A Station Commander retiring from Cambridgeshire Fire and Rescue Service (CFRS) after more than 30 years has reflected on the huge variety of jobs he has attended over the years.

Ady Slack, from the Operational Support Group (OSG) at CFRS, said: “I've been to everything anyone could image from a bird stuck in a tree to a hamster stuck in a cavity wall, people in handcuffs, road traffic collisions, all kinds of fires, train and plane incidents and water rescues involving people and animals.”

Colleagues from across the Service gathered in the mess at Service Headquarters in Huntingdon today (Wed 22nd March) to see Group Commander Simon Newton present Ady with a figurine to mark his retirement from the Service after 33 years.

Talking to a packed room, Simon said: “We are here to recognise and celebrate the commitment and time Ady has given. I am looking around the room and I am certain that when Ady started with CFRS some people weren’t even born. There’s also been a huge amount of commitment from his wife, Claire, and his two boys. It’s a family thing because it’s not something you can do without the level of support Ady’s family has given.”

Ady joined the Service in1984, aged 21, after spending several years as a mechanical and electrical engineer. 

He spent three years as an on-call firefighter in Whittlesey before becoming a wholetime firefighter at Cambridge Fire Station, where he was based for two years.

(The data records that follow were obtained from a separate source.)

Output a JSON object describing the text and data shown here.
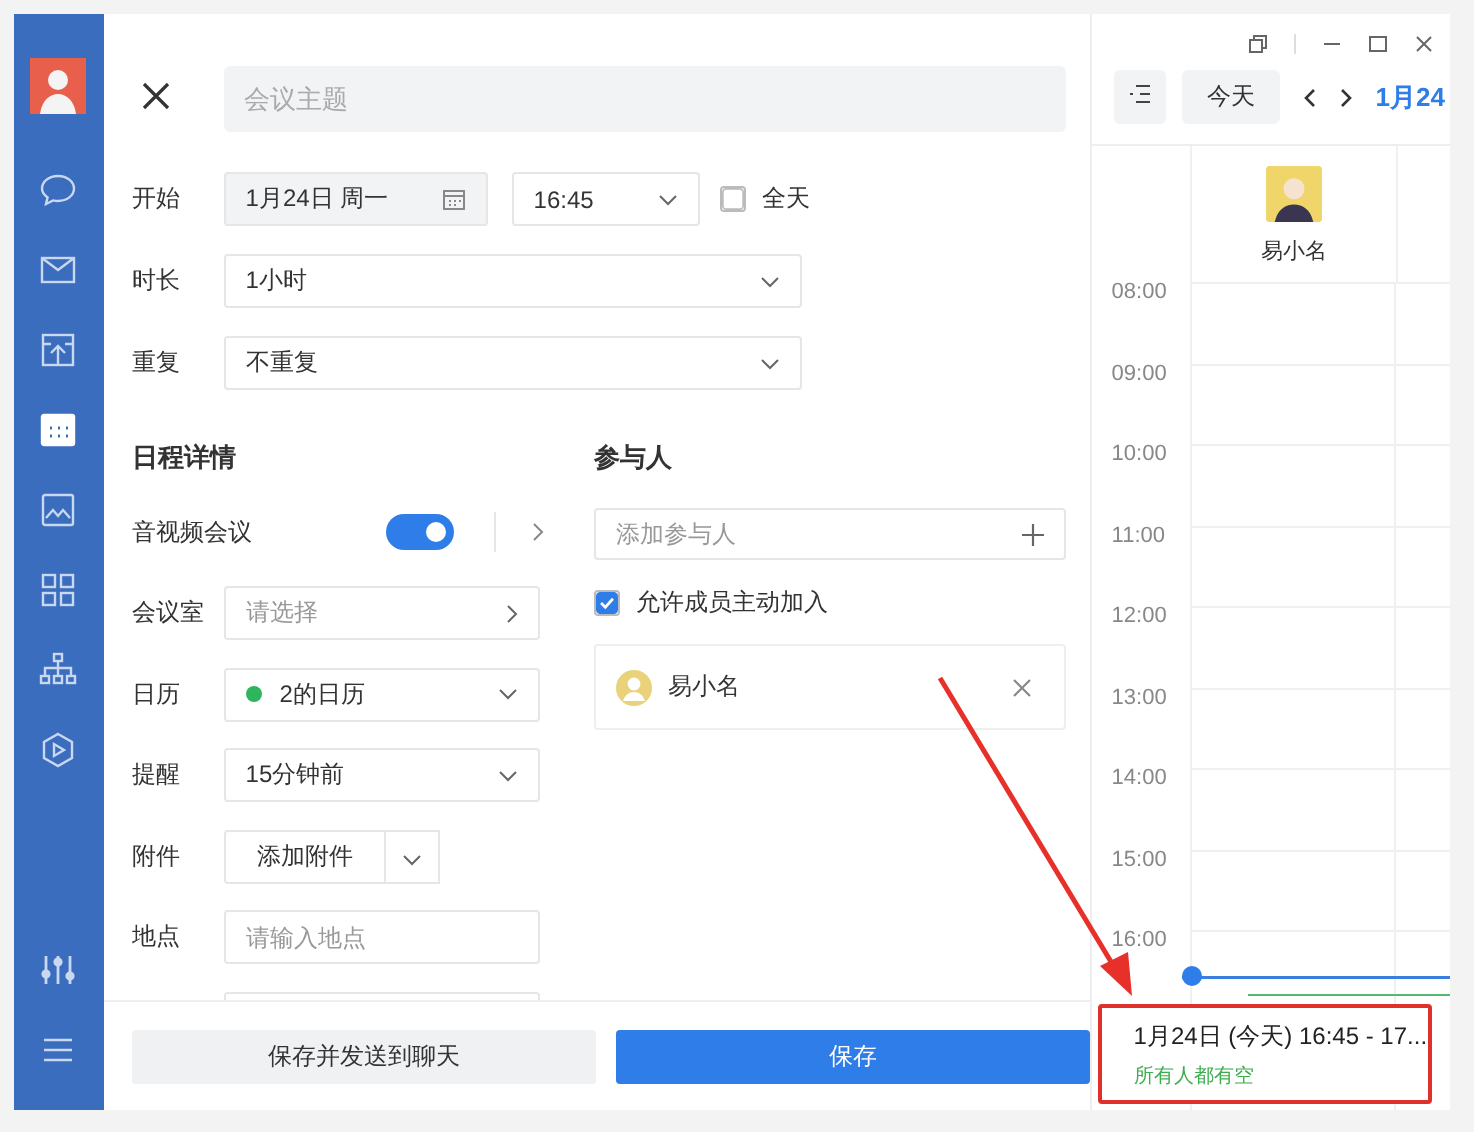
{
  "sidebar": {
    "items": [
      {
        "selected": false
      },
      {
        "selected": false
      },
      {
        "selected": false
      },
      {
        "selected": true
      },
      {
        "selected": false
      },
      {
        "selected": false
      },
      {
        "selected": false
      },
      {
        "selected": false
      }
    ]
  },
  "form": {
    "title_placeholder": "会议主题",
    "start": {
      "label": "开始",
      "date": "1月24日 周一",
      "time": "16:45",
      "all_day": {
        "label": "全天",
        "checked": false
      }
    },
    "duration": {
      "label": "时长",
      "value": "1小时"
    },
    "repeat": {
      "label": "重复",
      "value": "不重复"
    },
    "details": {
      "heading": "日程详情",
      "video": {
        "label": "音视频会议",
        "on": true
      },
      "room": {
        "label": "会议室",
        "placeholder": "请选择"
      },
      "calendar": {
        "label": "日历",
        "value": "2的日历",
        "color": "#2fb65d"
      },
      "reminder": {
        "label": "提醒",
        "value": "15分钟前"
      },
      "attachment": {
        "label": "附件",
        "button": "添加附件"
      },
      "location": {
        "label": "地点",
        "placeholder": "请输入地点"
      }
    },
    "participants": {
      "heading": "参与人",
      "add_placeholder": "添加参与人",
      "allow_join": {
        "label": "允许成员主动加入",
        "checked": true
      },
      "people": [
        {
          "name": "易小名"
        }
      ]
    }
  },
  "footer": {
    "buttons": [
      "保存并发送到聊天",
      "保存"
    ]
  },
  "calendar": {
    "today": "今天",
    "date_title": "1月24",
    "person": "易小名",
    "hours": [
      "08:00",
      "09:00",
      "10:00",
      "11:00",
      "12:00",
      "13:00",
      "14:00",
      "15:00",
      "16:00"
    ],
    "popup": {
      "time": "1月24日 (今天) 16:45 - 17...",
      "status": "所有人都有空"
    }
  }
}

He then moved to Huntingdon for three years, followed by a move to Dogsthorpe Fire Station where he was made a temporary crew commander for two years before being promoted to a permanent crew commander in the Training Centre, and then onto a watch commander where he spent several years specialising in training new recruits in basic firefighting skills, road traffic collisions, breathing apparatus and first aid skills.

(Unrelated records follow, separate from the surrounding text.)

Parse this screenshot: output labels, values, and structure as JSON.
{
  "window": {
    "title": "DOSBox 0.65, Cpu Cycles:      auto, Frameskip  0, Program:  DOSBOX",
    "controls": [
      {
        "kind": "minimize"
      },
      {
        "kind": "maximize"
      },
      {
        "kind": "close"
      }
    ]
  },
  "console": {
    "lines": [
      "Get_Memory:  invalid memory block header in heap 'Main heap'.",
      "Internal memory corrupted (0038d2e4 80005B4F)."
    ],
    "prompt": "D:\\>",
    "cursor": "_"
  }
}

Ady said: “I loved training centre. I think it was the fact when firefighters are new, you are taking someone who knows nothing about firefighting and by the end of it you are seeing a person become a firefighter ready to tackle incidents."

After training centre Ady returned to Dogsthorpe for two years before going back to the Training Centre as a station commander for two years as a course director. 

Next he went to Cambridge for 18 months as a station commander; before moving to Ely Station for two years before becoming a Station Commander in the operations department for the Peterborough district, then working in an on-call support post for three years.

Ady finished his career at SHQ working in his current role in the Operational Support Group. Ady's role involved operational risk procedures and site specific risk inspections on more high-level risk sites such as prisons, hospitals, Cambridge colleges and other large businesses and factories. Other roles have included working as a fire investigation officer and as a fire protection officer helping keep businesses safe. He also worked as a flexi-duty commander for 14 years which involved him taking charge of larger incidents requiring further safety measures and support to the fire crews. Whilst working in the Service he also spent six years as a first responder for the NHS, attending medical emergencies in the community of Whittlesey and surrounding areas.

Ady said: "It was always my ambition to be a firefighter. It was the excitement mainly, but also being able to help people in many ways and to have specialist skills and knowledge to do so," he said. "I joined this job to make a difference to people and that is what I hope I have achieved in the last 30 years working for CFRS."

Outside of work Ady has always been a really keen martial arts enthusiast and was involved in Judo for 35 years, representing the National GB squad in his younger days under the British Judo Council. Whilst at CFRS he was the secretary of the Sports and Welfare association and organised a group of firefighters to represent the Service at the World Firefighter Games in Sheffield in 2004 and 2008 in Liverpool, with the team returning with an impressive collection of medals, including a bronze in Judo for Ady.

Ady lives in Eastrea, near Whittlesey, and is married to wife Claire. They have two grown up sons, Ritchie and Brady.

After he retires this week he plans to spend more time clay pigeon shooting, cycling, and running his health and safety business which he has owned for the past 10 years. He is also keen to have his weekends back to spend more time with his wife and not have to attend fire-related incidents across the county, being called out at all hours night and day.

Area Commander Maurice Moore said: “I am not sure if Ady followed me around or if I followed him around but we have seen a lot of each other over 30 years in various guises. To know someone at the start of their career and still be doing work together at the end of it is quite unusual.

“Ady was, and remains, very practical.  He is a very capable individual. He is calm, considered and able to deal with all kinds of situations without a big fuss. He has worked in a number of different environments and he should be proud of his achievements and the positive impact he has had on the people he has worked with and I wish him all the best for his retirement.”